He also poured scorn on protesters, talking of “drunkards and thugs” driving tanks about the streets of Benghazi.
Promising a conference on constitutional reforms within two days, he said Libyans should “forget oil and petrol” and prepare themselves for occupation by “the West” if they failed to agree.
“You can say we want democracy and rights, we can talk about it, we should have talked about it before. It’s this or war. Instead of crying over 200 deaths, we will cry over hundreds of thousands of deaths.
“Brothers, there are $200bn worth of projects at stake now. We will agree to all these issues immediately.

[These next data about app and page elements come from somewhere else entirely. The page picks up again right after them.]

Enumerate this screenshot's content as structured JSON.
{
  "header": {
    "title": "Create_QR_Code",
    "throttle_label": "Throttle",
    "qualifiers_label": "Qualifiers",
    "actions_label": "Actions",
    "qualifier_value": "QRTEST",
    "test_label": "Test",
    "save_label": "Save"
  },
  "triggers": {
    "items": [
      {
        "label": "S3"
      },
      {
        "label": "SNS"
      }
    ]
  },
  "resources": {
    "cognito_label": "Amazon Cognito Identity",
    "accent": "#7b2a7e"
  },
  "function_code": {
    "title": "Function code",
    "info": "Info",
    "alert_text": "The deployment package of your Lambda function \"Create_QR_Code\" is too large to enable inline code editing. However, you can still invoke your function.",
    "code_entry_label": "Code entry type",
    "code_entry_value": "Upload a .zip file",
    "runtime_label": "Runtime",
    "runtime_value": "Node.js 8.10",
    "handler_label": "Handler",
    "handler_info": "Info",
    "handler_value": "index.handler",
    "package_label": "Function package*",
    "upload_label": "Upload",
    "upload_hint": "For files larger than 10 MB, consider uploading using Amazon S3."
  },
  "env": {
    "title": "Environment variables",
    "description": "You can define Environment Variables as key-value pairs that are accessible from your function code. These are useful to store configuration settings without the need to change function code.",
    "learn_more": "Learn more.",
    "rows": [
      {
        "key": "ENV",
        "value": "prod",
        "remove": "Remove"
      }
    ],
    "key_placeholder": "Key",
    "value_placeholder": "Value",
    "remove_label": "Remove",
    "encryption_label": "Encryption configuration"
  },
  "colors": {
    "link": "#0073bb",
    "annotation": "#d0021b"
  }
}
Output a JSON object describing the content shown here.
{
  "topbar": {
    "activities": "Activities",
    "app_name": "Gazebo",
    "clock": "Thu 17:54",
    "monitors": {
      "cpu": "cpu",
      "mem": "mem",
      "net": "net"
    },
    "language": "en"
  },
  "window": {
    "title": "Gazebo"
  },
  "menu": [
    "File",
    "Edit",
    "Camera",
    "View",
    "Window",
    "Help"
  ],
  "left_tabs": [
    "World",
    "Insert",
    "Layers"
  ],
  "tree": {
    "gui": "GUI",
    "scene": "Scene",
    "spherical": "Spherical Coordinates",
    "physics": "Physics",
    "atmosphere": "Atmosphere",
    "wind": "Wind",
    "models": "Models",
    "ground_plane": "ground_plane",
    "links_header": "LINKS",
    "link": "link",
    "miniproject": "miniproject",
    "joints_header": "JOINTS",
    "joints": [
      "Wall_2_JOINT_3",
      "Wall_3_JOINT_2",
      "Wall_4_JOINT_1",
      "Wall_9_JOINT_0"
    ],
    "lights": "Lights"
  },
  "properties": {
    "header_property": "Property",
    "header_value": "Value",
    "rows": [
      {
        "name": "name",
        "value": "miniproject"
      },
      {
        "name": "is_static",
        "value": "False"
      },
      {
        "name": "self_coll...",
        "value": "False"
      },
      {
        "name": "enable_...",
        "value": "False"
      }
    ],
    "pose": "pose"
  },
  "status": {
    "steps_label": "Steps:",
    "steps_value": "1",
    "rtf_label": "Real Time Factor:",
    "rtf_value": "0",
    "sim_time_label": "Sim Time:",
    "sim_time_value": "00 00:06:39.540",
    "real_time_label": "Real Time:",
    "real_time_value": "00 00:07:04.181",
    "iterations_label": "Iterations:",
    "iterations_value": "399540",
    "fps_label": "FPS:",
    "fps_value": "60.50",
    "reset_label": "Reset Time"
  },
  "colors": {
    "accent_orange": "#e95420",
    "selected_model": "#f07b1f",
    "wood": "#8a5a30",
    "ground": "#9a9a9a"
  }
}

We will then be able to keep our country, unlike our neighbours.
“Or else, be ready to start a civil war and chaos and forget oil and petrol.”
Saif Gaddafi also criticised the foreign media for what he termed their exaggeration of the extent of the violence in Libya.
He said troops had opened fire on protesters because they were not trained to handle civil unrest.
According to witnesses in Tripoli, Saif Gaddafi’s speech was followed by an escalation of violence, as supporters of his father flooded into the city’s central square and confronted anti-government protesters.
Reuters quoted a US official as saying that Washington was weighing “all appropriate actions” in response to Libya’s violent crackdown, and was analysing Saif Gaddafi’s speech.
The draft of a joint statement to be agreed later on Monday during a meeting of European Union foreign ministers suggests they were set to condemn the repression of protesters in Libya.
Having ruled the oil-rich state since a coup in 1969, Col Gaddafi is the Arab world’s longest-serving leader.
After the fall of long-time Tunisian president Zine al-Abidine Ben Ali in January, and the fall of Egypt’s president Hosni Mubarak on 11 February, the wave of pro-democracy protest carries on in the Middle East region.